ADVOCATES SAY ABORTION RIGHTS SAFE IN MARYLAND: As advocates fret over the future of access to abortion in the U.S. following the death of Supreme Court Justice Ruth Bader Ginsburg, they believe abortion rights are well-protected in Maryland — despite a lack of success for recent efforts to include them in the state’s constitution, Pamela Wood reports for the Sun. “We’re solid as a state when it comes to abortion access,” said Diana Philip, executive director of NARAL Pro-Choice Maryland.

LAWMAKERS HEAR TESTIMONY AS UTILITY CUTOFFS LOOM: With the end of the state’s moratorium on utility service cutoffs looming, Maryland lawmakers on Wednesday heard from regulators, energy assistance agencies, consumer advocates and the utilities themselves on what they’re planning to do to aid struggling ratepayers, Josh Kurtz of Maryland Matters writes.

PURPLE LINE DELAYED; MDOT SEEKS MANAGEMENT FIX: Maryland transportation officials said Tuesday they will take over day-to-day management of building the Purple Line, at least temporarily, as soon as construction crews pack up and depart, a process that could come as early as next week, writes Bruce DePuyt of Maryland Matters.

HOGAN ASKED TO STOP MDOT BUDGET CUTS: The Central Maryland Transportation Alliance is calling on Gov. Larry Hogan to cancel MDOT MTA proposed budget cuts, saying “we should not be balancing the state transportation budget on the backs of brown and black essential workers.” Earlier this month, MTA announced it would cut its fiscal year 2021 operating budget by $43 million, Ray Strickland reports for WMAR-TV.

***Emerging Energy Storage Solutions & Grid Modernization This FREE Webinar on September 24th will examine energy storage in Maryland, beyond the pilot project proposals currently under consideration by the PSC. Find out which storage technologies are applicable- and at what scale- to provide value to the grid and facilitate resilience.

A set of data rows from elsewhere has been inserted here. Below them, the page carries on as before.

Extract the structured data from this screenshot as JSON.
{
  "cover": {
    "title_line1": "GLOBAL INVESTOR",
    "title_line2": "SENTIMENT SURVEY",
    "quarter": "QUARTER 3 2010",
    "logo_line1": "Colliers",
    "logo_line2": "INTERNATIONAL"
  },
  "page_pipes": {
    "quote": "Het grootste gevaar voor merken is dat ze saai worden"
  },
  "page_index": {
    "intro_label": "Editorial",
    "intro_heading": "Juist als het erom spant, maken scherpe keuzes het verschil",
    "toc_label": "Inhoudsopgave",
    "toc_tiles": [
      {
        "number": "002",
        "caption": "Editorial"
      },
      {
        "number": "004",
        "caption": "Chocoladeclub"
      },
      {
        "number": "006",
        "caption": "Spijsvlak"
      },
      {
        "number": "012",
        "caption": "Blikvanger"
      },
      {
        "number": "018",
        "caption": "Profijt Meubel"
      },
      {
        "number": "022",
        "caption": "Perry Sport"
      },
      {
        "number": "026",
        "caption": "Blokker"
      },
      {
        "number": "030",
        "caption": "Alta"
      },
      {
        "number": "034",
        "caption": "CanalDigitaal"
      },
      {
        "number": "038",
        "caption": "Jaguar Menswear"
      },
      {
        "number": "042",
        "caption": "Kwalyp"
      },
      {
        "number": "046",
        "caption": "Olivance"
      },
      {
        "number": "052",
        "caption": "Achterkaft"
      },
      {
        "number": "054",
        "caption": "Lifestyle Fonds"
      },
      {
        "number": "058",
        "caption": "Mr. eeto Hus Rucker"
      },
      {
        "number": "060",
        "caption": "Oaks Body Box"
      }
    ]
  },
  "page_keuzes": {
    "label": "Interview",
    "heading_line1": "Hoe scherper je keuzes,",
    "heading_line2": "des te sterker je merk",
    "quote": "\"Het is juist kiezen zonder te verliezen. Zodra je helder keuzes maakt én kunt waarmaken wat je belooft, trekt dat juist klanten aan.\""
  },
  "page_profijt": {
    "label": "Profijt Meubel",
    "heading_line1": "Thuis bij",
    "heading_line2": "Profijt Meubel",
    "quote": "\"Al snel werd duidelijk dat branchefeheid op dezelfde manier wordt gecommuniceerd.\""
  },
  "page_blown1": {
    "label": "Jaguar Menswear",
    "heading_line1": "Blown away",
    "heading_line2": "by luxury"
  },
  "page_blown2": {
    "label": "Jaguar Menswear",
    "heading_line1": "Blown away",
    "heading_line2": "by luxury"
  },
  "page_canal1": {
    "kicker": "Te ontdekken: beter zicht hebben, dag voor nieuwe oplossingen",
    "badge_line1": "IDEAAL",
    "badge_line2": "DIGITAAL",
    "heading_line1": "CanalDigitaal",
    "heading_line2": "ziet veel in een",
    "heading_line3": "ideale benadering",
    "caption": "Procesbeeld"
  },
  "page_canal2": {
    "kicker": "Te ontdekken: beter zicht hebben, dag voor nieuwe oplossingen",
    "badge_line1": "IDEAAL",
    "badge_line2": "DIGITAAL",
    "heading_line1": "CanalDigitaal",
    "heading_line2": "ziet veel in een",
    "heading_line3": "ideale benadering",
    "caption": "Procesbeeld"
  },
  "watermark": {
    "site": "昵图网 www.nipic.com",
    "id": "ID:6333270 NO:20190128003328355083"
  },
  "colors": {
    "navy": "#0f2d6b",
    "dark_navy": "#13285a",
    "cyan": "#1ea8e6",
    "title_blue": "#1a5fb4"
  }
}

Presenters will examine Vehicle to Grid capability and share examples of deployment in time-of-use environments, including Maryland based microgrid projects.***

COURTS GET CREATIVE TO RESTART ON OCT. 5: Maryland’s circuit courts will be ready to resume jury trials Oct. 5 in a socially distanced world by taking creative steps, such as converting firehouses to jury rooms, conducting jury selection via Zoom and having jurors sit and deliberate in courtroom spectator galleries, Steve Lash reports for the Daily Record.

MO CO PREPS FOR 2nd COVID WAVE: Montgomery County officials said Wednesday that the county is preparing for a potential second wave of COVID-19 cases in the fall, Briana Adhikusuma reports for Bethesda Beat.

MO CO PROGRESSIVES OPPOSE TAX LIMIT BALLOT QUESTION: Former Montgomery County school board member Jill Ortman-Fouse is co-chairing a new group opposing Question B, Robin Ficker’s charter amendment on property taxes, along with former Jamie Raskin staffer William Roberts. The group has attracted a large number of progressive institutional supporters, Adam Pagnucco of Seventh State reports.

  • Question B, if passed, would not allow the county to raise property taxes above the rate of inflation, Briana Adhikusuma reports in Bethesda Beat. Ficker, a frequent candidate, former state delegate and current candidate for governor, collected more than 13,500 signatures to get a public referendum on the tax policy change.

HOGAN AGAINST RUSHING RGB REPLACEMENT: Gov. Larry Hogan is speaking out against Republican efforts to push through a Supreme Court Justice nominee to replace Justice Ruth Bader Ginsburg less than two months before the general election. In an interview at the Texas Tribune Festival, Hogan said it would be a mistake for members of his party to push through a Supreme Court nominee before Election Day, WJZ-TV reports.

  • Hogan, a moderate Republican leading a state with a deeply Democratic electorate, said in an interview aired Wednesday that the Senate should not “ram through a nominee on a partisan-line vote,” Erin Cox of the Post reports. The nation’s highest court, he said, deserves “a dignified process.”

THE PRESIDENTIAL DEBATES: ASK THEM THIS: As the first debate between President Trump and former VP Joe Biden nears, Towson professor Richard Vatz, in a column for MarylandReporter, gives a history of debates between presidential candidates and offers some suggestions for questions that could be asked of the two current candidates.